Dr Hepner obtained a B.Sc in engineering followed, in 1955 with a Ph.D in chemical engineering from Imperial College, London. He first worked in Israel as an engineer but returned to London where in time, he became both a Fellow of the Institution of Chemical Engineers and a Fellow of the Institute of Food Science and Technology.
Deeply involved in music from his childhood, he set up the Pro-Bio Foundation in 1977 (later re-named the Hepner Foundation) to create a platform for avant-garde chamber music. He was himself a skilled viola player with a special passion for contemporary music which involved close study of the viola works of Bartok, Hindemith and Shostakovich.
In 2006, he and his wife Regina Hepner-Neupert, founded a summer academy at the Hindemith Music Centre in Blonay, Switzerland, offering young composers the opportunity to study the particular skills involved in composition for string quartets. Many over the years have acknowledged that his help and inspiration enabled them to reach the attention of the music world.
A committed advocate of an open, liberal Judaism, he was committed to

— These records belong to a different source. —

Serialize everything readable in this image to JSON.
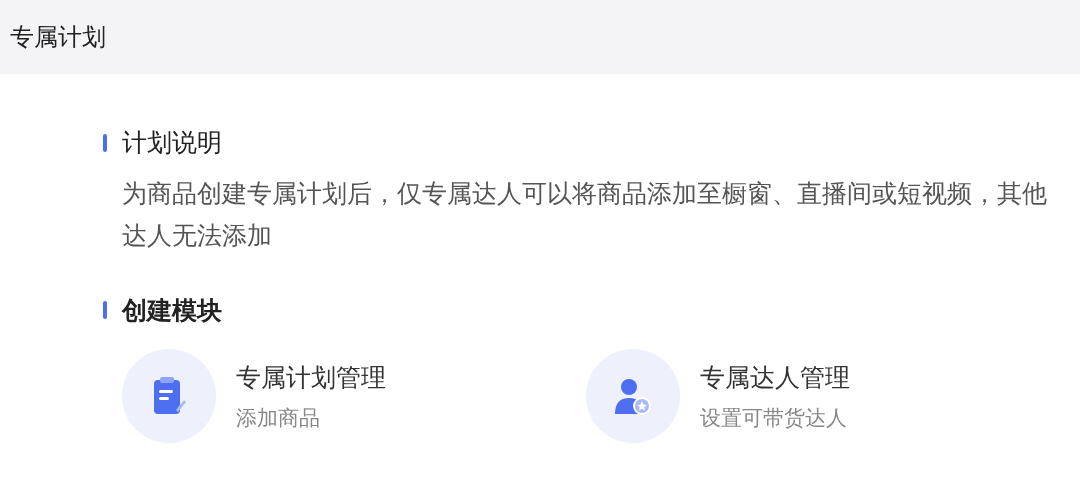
{
  "header": {
    "title": "专属计划"
  },
  "sections": [
    {
      "title": "计划说明",
      "body": "为商品创建专属计划后，仅专属达人可以将商品添加至橱窗、直播间或短视频，其他达人无法添加"
    },
    {
      "title": "创建模块",
      "modules": [
        {
          "kind": "plan",
          "title": "专属计划管理",
          "subtitle": "添加商品"
        },
        {
          "kind": "creator",
          "title": "专属达人管理",
          "subtitle": "设置可带货达人"
        }
      ]
    }
  ]
}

Dr Leo Hepner: biotechnology’s go-to man who fronted Liberal Judaism the re-establishment of the Liberal Jewish communities right across Europe that had been shattered by the war and then by the spread of communism. He served both as chair and vice-president of the European Union for Progressive Judaism. He helped new communi- ties from as far afield as Denmark, Germany, Eastern Europe and Spain with practical advice on how communities should be run and how they might find rabbinic help. In honour of his sterling work, he was awarded the Israel Jacobson Preis of the Union of Progressive Jews in Germany in 2012.
The West Central Liberal Synagogue in Maple Street in central London benefited from his leadership for more than 20 years. Dr Hepner was a visionary, but also a realist whose intellect, energy, love of humanity and attention to the smallest detail brought those visions to reality.
West Central Liberal Synagogue was an equal beneficiary of these practical qualities. With his wide knowledge of Judaism, originally gained in his youth, but always renewed and widened, and with his radical approach to religion that was tempered by his love of tradition, Dr Hepner led from the front as a beloved and respected lay leader. His dedication could be seen in the meticulous way he prepared his sermons, with Maimonides and Rashi open before him, and in the immense generosity of spirit with which he answered questions. He always ensured that the Sifrei Torah and their silver adornments were cared for in a fitting manner, saw to it that the communal Seder would draw in the community’s diverse membership, and in every way devoted his thorough attention to all community matters. All of these were achieved with a gentle sense of humour hidden behind that intellectual front.
He is survived by his wife Regina; his three siblings and their families, Esther Goshen-Gottstein in Jerusalem, Rita Pell in London and Gershon Hepner in Los Angeles.